And while it’s true that Hilton will suffer significantly from Covid-19, if one of the world’s largest hotel chains can not bounce back, I doubt it really matters what’s happening to the markets; we will all be penniless and live in cramped huts.

First, before we think about the bright side of the street, let’s look at some of the damage that was done to Hilton in March:

Operations have been suspended at 16% of the global hotels April 14, including 60% of those in Europe. RevPAR in Asia fell by 6% in January, 50% in February and an estimated 74-76% in March. System-wide, RevPAR increased by 1% in January, fell by 4% in February and decreased by an estimated 56-58% in March. At present, the occupancy rate of the hotel chain is 22% in China, 17% in the Americas and 13% in Europe, the Middle East and Africa.

As gloomy as this sounds, Marriott’s (NYSE: MAR) figures are even worse.

Currently, about 25% of the 7,300 hotels are closed. Its occupancy rate in North America is 10% and RevPAR on a global basis fell 60% in March. On a global basis, Hilton closure rate that is 900 basis points lower than the Marriott. In America, the occupancy rate is 700 points higher than Marriott and its RevPAR in March decreased by about 200-400 points less.

So it can always be worse. It could be Airbnb. If you think people will feel insecure about staying in hotel rooms, imagine living in someone’s house in exotic locations where it is possible that the property has never been sterilized or kept clean.

“Hotel companies because they are so centralized that they can respond to these things … they can make sure that the rooms are cleaned to make people more comfortable. With [the coronavirus] the last thing I want to do is sleep in someone else’s bed, says Dror Poleg, co-chair of the Urban Land Institute’s Technology and Innovation Council.

He feels that Airbnb was fighting before the coronavirus. Now it will only get harder to bounce back. I really wonder if it can do enough to stave off extinction.

In times like these, the brand is important. Hilton has it in spades.

The conclusion at Hilton Stock

In times of crisis, investors overlook the immediate shift and choose to consider what is the most likely scenario for the companies they are considering investing. When it comes to Hilton, there is no way out of business.

“We currently expect that, even if current levels of very low occupancy persist, this cash position, together with the net income from the proposed $ 500 million offer, will total the principal amount of older insecure banknotes. [described in Item 7.01 of the SEC filing]”will provide us with sufficient liquidity to finance our operations over the next 18 to 24 months,” Hilton said in a press release on April 14.

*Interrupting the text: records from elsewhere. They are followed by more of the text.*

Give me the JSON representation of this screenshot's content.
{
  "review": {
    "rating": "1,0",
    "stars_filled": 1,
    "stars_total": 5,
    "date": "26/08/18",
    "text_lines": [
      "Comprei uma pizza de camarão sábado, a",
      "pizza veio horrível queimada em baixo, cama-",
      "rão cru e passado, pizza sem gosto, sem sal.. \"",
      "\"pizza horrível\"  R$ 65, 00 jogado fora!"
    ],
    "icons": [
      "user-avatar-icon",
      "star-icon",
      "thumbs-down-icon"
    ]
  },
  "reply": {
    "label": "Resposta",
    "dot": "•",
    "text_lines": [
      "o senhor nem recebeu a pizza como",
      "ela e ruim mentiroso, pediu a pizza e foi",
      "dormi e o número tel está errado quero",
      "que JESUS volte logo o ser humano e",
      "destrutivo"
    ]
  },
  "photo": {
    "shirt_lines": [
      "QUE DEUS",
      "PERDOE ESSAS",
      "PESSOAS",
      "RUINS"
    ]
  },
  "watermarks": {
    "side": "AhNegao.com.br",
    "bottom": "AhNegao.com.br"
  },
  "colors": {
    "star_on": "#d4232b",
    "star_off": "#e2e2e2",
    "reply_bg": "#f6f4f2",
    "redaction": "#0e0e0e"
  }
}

“Furthermore, the company has no outstanding debt that falls due before June 2024.”

The wise person considers how realistic it would be for the occupancy rate to remain at current levels for more than 6-12 months. Sure, they may not return to 70-80% where they have been for several years, but they will not sit permanently at 17%, as is the case for Hilton in America.

Investors make money on strong brands that work well. Hilton is one such brand.

For those who bought in March for $ 56, you got an excellent deal. While it is possible that Hilton will fall back below $ 60, I get the feeling that you will do well in 3-5 years and buy for $ 72.

Hilton shares are a long-term purchase.

Will Ashworth has been writing about full-time investing since 2008. Publications where he has appeared include InvestorPlace, The Motley Fool Canada, Investopedia, Kiplinger and several others in both the United States and Canada. He especially likes to create model portfolios that pass the test of time. He lives in Halifax, Nova Scotia. At the time of writing, Will Ashworth had no position in any of the above securities.